# [Records for processing]
※

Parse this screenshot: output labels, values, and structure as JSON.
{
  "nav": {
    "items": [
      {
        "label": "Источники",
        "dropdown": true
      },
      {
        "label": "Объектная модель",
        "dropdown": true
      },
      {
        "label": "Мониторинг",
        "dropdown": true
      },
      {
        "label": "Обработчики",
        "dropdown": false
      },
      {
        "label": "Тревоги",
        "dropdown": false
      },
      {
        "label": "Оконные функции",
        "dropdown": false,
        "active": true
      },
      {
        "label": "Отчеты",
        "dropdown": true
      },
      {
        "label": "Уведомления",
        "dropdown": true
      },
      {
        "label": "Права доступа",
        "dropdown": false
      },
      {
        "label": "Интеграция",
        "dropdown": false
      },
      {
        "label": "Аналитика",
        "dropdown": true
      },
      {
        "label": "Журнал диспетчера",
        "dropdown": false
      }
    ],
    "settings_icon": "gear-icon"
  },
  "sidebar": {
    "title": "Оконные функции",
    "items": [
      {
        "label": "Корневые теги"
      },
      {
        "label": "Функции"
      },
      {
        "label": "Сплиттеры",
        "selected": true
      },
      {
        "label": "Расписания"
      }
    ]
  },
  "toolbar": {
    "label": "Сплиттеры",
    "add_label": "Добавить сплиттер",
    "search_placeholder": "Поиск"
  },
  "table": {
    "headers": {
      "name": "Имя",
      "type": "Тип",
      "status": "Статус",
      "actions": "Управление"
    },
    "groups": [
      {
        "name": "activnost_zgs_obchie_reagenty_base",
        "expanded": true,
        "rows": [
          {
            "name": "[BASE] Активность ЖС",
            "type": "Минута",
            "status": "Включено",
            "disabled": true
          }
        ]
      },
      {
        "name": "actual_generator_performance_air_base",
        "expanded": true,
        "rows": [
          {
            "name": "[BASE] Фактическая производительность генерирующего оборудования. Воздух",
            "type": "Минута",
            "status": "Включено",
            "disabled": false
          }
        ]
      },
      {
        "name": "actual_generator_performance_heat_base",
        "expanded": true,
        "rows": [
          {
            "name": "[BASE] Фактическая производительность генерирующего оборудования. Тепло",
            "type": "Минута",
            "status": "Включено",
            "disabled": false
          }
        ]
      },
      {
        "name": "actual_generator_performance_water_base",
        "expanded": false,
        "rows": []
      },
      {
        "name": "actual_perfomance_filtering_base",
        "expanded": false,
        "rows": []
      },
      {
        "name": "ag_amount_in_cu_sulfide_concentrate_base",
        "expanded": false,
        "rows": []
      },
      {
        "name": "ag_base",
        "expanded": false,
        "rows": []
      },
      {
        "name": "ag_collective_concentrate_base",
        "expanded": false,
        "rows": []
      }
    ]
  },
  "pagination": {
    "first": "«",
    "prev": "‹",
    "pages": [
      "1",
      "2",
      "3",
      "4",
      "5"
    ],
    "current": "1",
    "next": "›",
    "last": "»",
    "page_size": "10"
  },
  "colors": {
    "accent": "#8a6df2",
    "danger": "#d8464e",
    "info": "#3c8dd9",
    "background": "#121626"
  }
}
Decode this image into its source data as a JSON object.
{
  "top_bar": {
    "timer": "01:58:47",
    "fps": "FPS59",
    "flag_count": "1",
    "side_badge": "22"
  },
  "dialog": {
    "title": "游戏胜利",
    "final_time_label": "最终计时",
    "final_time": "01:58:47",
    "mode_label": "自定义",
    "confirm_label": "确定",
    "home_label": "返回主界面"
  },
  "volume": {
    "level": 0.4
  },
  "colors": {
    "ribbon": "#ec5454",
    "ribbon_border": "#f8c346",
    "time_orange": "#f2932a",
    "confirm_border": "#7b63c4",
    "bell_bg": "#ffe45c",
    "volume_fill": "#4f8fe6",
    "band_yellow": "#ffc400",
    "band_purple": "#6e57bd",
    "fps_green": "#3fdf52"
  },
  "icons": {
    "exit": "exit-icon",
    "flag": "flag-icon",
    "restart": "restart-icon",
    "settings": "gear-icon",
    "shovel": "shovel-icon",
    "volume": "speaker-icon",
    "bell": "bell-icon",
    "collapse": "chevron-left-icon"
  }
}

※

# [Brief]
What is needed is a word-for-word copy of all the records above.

# [Answer to this exercise]
Parse this screenshot: output labels, values, and structure as JSON.
{
  "nav": {
    "items": [
      {
        "label": "Источники",
        "dropdown": true
      },
      {
        "label": "Объектная модель",
        "dropdown": true
      },
      {
        "label": "Мониторинг",
        "dropdown": true
      },
      {
        "label": "Обработчики",
        "dropdown": false
      },
      {
        "label": "Тревоги",
        "dropdown": false
      },
      {
        "label": "Оконные функции",
        "dropdown": false,
        "active": true
      },
      {
        "label": "Отчеты",
        "dropdown": true
      },
      {
        "label": "Уведомления",
        "dropdown": true
      },
      {
        "label": "Права доступа",
        "dropdown": false
      },
      {
        "label": "Интеграция",
        "dropdown": false
      },
      {
        "label": "Аналитика",
        "dropdown": true
      },
      {
        "label": "Журнал диспетчера",
        "dropdown": false
      }
    ],
    "settings_icon": "gear-icon"
  },
  "sidebar": {
    "title": "Оконные функции",
    "items": [
      {
        "label": "Корневые теги"
      },
      {
        "label": "Функции"
      },
      {
        "label": "Сплиттеры",
        "selected": true
      },
      {
        "label": "Расписания"
      }
    ]
  },
  "toolbar": {
    "label": "Сплиттеры",
    "add_label": "Добавить сплиттер",
    "search_placeholder": "Поиск"
  },
  "table": {
    "headers": {
      "name": "Имя",
      "type": "Тип",
      "status": "Статус",
      "actions": "Управление"
    },
    "groups": [
      {
        "name": "activnost_zgs_obchie_reagenty_base",
        "expanded": true,
        "rows": [
          {
            "name": "[BASE] Активность ЖС",
            "type": "Минута",
            "status": "Включено",
            "disabled": true
          }
        ]
      },
      {
        "name": "actual_generator_performance_air_base",
        "expanded": true,
        "rows": [
          {
            "name": "[BASE] Фактическая производительность генерирующего оборудования. Воздух",
            "type": "Минута",
            "status": "Включено",
            "disabled": false
          }
        ]
      },
      {
        "name": "actual_generator_performance_heat_base",
        "expanded": true,
        "rows": [
          {
            "name": "[BASE] Фактическая производительность генерирующего оборудования. Тепло",
            "type": "Минута",
            "status": "Включено",
            "disabled": false
          }
        ]
      },
      {
        "name": "actual_generator_performance_water_base",
        "expanded": false,
        "rows": []
      },
      {
        "name": "actual_perfomance_filtering_base",
        "expanded": false,
        "rows": []
      },
      {
        "name": "ag_amount_in_cu_sulfide_concentrate_base",
        "expanded": false,
        "rows": []
      },
      {
        "name": "ag_base",
        "expanded": false,
        "rows": []
      },
      {
        "name": "ag_collective_concentrate_base",
        "expanded": false,
        "rows": []
      }
    ]
  },
  "pagination": {
    "first": "«",
    "prev": "‹",
    "pages": [
      "1",
      "2",
      "3",
      "4",
      "5"
    ],
    "current": "1",
    "next": "›",
    "last": "»",
    "page_size": "10"
  },
  "colors": {
    "accent": "#8a6df2",
    "danger": "#d8464e",
    "info": "#3c8dd9",
    "background": "#121626"
  }
}
Decode this image into its source data as a JSON object.
{
  "top_bar": {
    "timer": "01:58:47",
    "fps": "FPS59",
    "flag_count": "1",
    "side_badge": "22"
  },
  "dialog": {
    "title": "游戏胜利",
    "final_time_label": "最终计时",
    "final_time": "01:58:47",
    "mode_label": "自定义",
    "confirm_label": "确定",
    "home_label": "返回主界面"
  },
  "volume": {
    "level": 0.4
  },
  "colors": {
    "ribbon": "#ec5454",
    "ribbon_border": "#f8c346",
    "time_orange": "#f2932a",
    "confirm_border": "#7b63c4",
    "bell_bg": "#ffe45c",
    "volume_fill": "#4f8fe6",
    "band_yellow": "#ffc400",
    "band_purple": "#6e57bd",
    "fps_green": "#3fdf52"
  },
  "icons": {
    "exit": "exit-icon",
    "flag": "flag-icon",
    "restart": "restart-icon",
    "settings": "gear-icon",
    "shovel": "shovel-icon",
    "volume": "speaker-icon",
    "bell": "bell-icon",
    "collapse": "chevron-left-icon"
  }
}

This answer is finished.